Police have declared the march illegal. Regional police commander Uri Barlev said demonstrators could remain in Kfar Maimon indefinitely but would not be allowed to move west, to Gaza. Police were deployed around the fenced-in village, and at roadblocks leading from Kfar Maimon to Gaza.

Police estimated about 7,000 marchers had assembled in Kfar Maimon, while organizers put the number at more than 20,000.

Settler leader Pinchas Wallerstein (search) said the protest could last many days.

"As long as this terrible decision stands, there will be a constant presence to prevent this," he told Israel Army Radio. He said the protesters would try to keep moving toward Gaza. "Wherever they stop us ... we will stay," he said.

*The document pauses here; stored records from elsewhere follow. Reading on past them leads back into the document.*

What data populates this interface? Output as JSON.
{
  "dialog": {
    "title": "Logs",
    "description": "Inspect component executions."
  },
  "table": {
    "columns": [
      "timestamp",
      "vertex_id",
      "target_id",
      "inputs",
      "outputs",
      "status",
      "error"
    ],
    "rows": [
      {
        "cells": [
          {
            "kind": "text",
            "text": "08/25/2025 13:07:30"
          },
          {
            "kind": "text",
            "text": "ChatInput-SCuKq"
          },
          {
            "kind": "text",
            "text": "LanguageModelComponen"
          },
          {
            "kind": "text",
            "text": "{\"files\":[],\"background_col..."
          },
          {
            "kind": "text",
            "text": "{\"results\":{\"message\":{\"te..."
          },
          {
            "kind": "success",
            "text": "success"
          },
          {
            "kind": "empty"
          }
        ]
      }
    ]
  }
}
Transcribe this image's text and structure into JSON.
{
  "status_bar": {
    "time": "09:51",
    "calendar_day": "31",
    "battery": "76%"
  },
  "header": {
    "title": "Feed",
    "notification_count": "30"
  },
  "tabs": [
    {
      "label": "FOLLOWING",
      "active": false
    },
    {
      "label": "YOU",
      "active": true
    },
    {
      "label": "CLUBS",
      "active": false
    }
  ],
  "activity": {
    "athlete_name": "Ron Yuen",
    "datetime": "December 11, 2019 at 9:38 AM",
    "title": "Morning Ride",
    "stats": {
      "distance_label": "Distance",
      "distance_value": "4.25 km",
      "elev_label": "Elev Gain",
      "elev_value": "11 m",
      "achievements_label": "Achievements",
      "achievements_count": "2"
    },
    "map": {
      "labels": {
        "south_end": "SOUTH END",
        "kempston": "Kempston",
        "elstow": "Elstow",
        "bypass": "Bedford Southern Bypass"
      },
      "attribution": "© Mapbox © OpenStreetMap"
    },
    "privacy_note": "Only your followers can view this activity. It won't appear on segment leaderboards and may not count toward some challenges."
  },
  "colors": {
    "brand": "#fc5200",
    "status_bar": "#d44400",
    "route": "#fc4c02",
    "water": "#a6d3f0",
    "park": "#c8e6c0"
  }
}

The marchers want to reach Jewish settlements in Gaza to participate in resisting the withdrawal, set to begin in mid-August. Police last week declared the Jewish settlements a closed military area, meaning only residents can come and go.

Police also tightened security along barricades at the Kissufim crossing, the gateway from Israel to the Gaza settlements, adding rolls of barbed wire and concrete blocks.

In the West Bank, two Palestinian militants were killed in a gun battle with Israeli troops Tuesday, the military said. Security forces surrounded the militants' hideout in the village of Yamoun, and after the firefight demolished the building with bulldozers.

The army said the gunmen were members of two militant groups, Islamic Jihad (search) and the Al Aqsa Martyrs' Brigades (search), which has ties to Palestinian leader Mahmoud Abbas' Fatah movement.

Israel has intensified arrest raids of militants after six Israelis were killed last week, five in a suicide bombing by Islamic Jihad and one in a rocket attack by Hamas (search). Militants also fired a barrage of rockets and mortar rounds at Israeli communities in and near Gaza. Israel carried out several air strikes last week, killing six Hamas militants.

The weekend violence endangered a five-month-old truce. But Israeli and Palestinian leaders said Monday they would try to stop the escalation. Olmert said troops amassed outside Gaza would not invade the strip if Abbas can subdue the militants.

Abbas, in turn, said that he would negotiate with the militants to try to rescue the cease-fire, seen as the main achievement of his six months in office. However, he also warned militants they must refrain from acting on their own.

"Nobody has the right to take the law into his own hands, nobody," he said Monday.

Tensions between Palestinian police and militants in Gaza have been running high in recent days as Abbas comes under increasing U.S. and Israeli pressure to rein in and disarm militant groups.

On Tuesday, Hamas gunmen and Palestinian security forces exchanged fire after two Hamas-affiliated research companies were burned down, witnesses said. Six people were wounded in the shootout.

During the fighting, Hamas activists burned two cars belonging to members of Abbas' ruling Fatah movement, and fired a rocket-propelled grenade at another vehicle. Fatah activists burned a car belonging to Hamas.

Al Aqsa members later threatened to respond in kind if attacked by Hamas.

In a clash between Hamas and Palestinian police last week, two bystanders were killed.